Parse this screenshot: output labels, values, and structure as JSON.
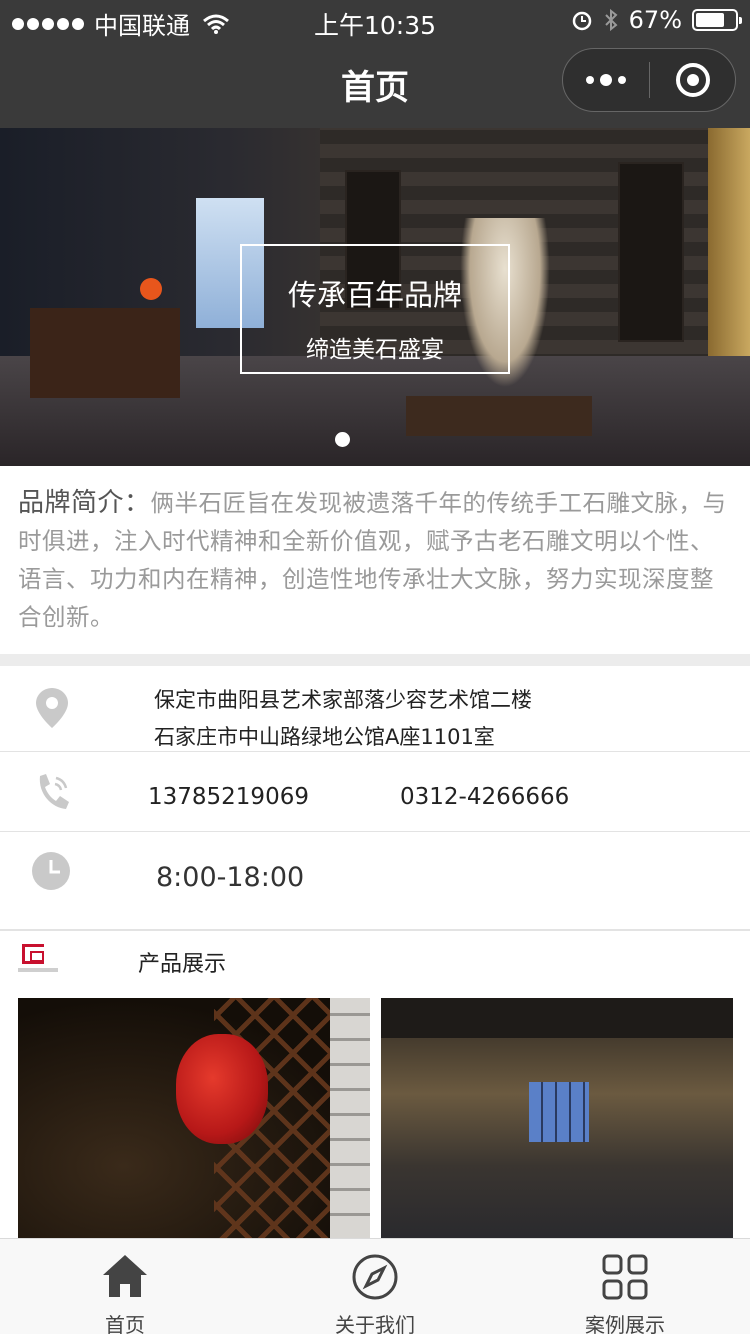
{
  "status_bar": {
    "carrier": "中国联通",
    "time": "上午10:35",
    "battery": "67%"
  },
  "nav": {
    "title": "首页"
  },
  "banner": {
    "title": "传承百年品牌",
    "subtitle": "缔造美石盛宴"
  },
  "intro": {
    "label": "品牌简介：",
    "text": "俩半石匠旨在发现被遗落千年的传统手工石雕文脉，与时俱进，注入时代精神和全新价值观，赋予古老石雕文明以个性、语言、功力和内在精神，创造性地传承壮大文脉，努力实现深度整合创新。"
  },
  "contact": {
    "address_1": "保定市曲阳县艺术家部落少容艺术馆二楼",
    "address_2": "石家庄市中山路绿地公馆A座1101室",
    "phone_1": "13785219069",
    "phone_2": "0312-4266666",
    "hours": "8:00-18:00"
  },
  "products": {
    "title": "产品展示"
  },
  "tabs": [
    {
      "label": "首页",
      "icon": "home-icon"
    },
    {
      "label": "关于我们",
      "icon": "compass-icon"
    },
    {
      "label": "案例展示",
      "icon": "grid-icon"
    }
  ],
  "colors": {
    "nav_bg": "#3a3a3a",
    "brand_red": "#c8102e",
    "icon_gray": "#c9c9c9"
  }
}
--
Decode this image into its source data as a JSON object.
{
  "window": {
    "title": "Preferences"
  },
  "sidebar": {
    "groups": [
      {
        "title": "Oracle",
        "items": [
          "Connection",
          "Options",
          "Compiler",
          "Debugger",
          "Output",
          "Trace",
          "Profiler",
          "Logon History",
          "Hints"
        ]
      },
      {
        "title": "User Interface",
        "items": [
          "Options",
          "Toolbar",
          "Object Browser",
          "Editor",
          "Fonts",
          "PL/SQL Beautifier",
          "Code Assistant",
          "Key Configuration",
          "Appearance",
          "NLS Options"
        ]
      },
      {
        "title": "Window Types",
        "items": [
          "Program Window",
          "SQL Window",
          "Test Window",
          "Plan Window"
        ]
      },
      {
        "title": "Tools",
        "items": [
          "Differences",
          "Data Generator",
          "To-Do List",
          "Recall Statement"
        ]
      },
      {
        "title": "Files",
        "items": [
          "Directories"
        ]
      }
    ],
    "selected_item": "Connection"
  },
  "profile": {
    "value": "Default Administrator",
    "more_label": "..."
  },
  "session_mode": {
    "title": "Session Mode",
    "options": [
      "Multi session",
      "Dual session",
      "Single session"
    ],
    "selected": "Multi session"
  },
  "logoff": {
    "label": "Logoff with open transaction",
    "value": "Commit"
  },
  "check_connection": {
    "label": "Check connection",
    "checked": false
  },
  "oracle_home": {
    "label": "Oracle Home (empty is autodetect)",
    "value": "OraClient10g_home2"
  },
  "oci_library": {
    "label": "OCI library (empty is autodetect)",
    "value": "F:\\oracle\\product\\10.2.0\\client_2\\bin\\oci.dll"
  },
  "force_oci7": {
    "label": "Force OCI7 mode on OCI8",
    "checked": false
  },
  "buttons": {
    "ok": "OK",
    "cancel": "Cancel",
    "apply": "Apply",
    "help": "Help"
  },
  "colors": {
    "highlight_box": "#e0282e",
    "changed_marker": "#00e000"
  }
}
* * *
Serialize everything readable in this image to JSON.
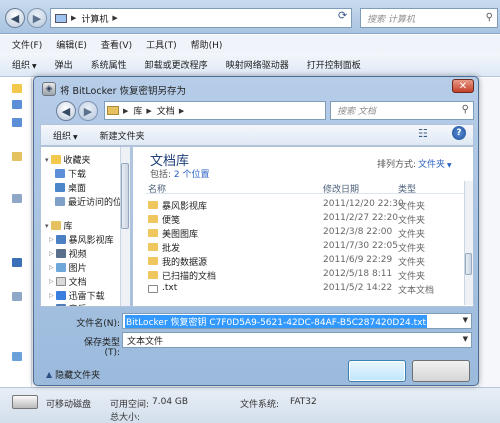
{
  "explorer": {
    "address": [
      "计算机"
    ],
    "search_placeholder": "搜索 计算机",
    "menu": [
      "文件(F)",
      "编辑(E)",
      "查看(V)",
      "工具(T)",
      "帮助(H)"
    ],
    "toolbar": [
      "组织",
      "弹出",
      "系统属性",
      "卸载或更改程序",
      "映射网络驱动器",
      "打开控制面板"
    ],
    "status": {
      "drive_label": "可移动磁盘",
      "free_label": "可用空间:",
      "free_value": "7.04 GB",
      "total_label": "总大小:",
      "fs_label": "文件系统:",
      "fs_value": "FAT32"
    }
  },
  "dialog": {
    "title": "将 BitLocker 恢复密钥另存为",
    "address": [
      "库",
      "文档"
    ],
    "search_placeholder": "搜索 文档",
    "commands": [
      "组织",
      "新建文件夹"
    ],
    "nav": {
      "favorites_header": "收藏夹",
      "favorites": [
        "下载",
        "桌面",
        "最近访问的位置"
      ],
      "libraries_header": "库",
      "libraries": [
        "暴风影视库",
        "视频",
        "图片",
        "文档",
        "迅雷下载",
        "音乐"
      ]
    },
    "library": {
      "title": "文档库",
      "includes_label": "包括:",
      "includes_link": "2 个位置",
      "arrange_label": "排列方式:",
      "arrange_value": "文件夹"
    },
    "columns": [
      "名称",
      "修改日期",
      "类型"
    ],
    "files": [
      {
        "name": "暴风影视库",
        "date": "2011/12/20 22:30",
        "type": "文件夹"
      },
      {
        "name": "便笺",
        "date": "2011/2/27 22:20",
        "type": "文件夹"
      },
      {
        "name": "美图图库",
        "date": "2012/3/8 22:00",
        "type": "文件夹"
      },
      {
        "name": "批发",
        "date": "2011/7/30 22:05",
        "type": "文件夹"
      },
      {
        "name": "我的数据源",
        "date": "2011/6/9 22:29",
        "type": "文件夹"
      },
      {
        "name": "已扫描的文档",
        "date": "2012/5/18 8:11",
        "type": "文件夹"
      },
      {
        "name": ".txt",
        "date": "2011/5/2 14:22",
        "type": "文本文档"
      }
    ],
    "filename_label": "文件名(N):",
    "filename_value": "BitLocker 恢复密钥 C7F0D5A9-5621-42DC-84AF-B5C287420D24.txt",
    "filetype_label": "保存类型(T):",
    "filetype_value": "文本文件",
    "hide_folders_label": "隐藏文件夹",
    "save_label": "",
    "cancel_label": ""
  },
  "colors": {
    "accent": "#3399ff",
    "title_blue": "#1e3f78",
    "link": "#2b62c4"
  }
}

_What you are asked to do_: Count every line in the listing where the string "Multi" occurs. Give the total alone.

_Output for this task_: 2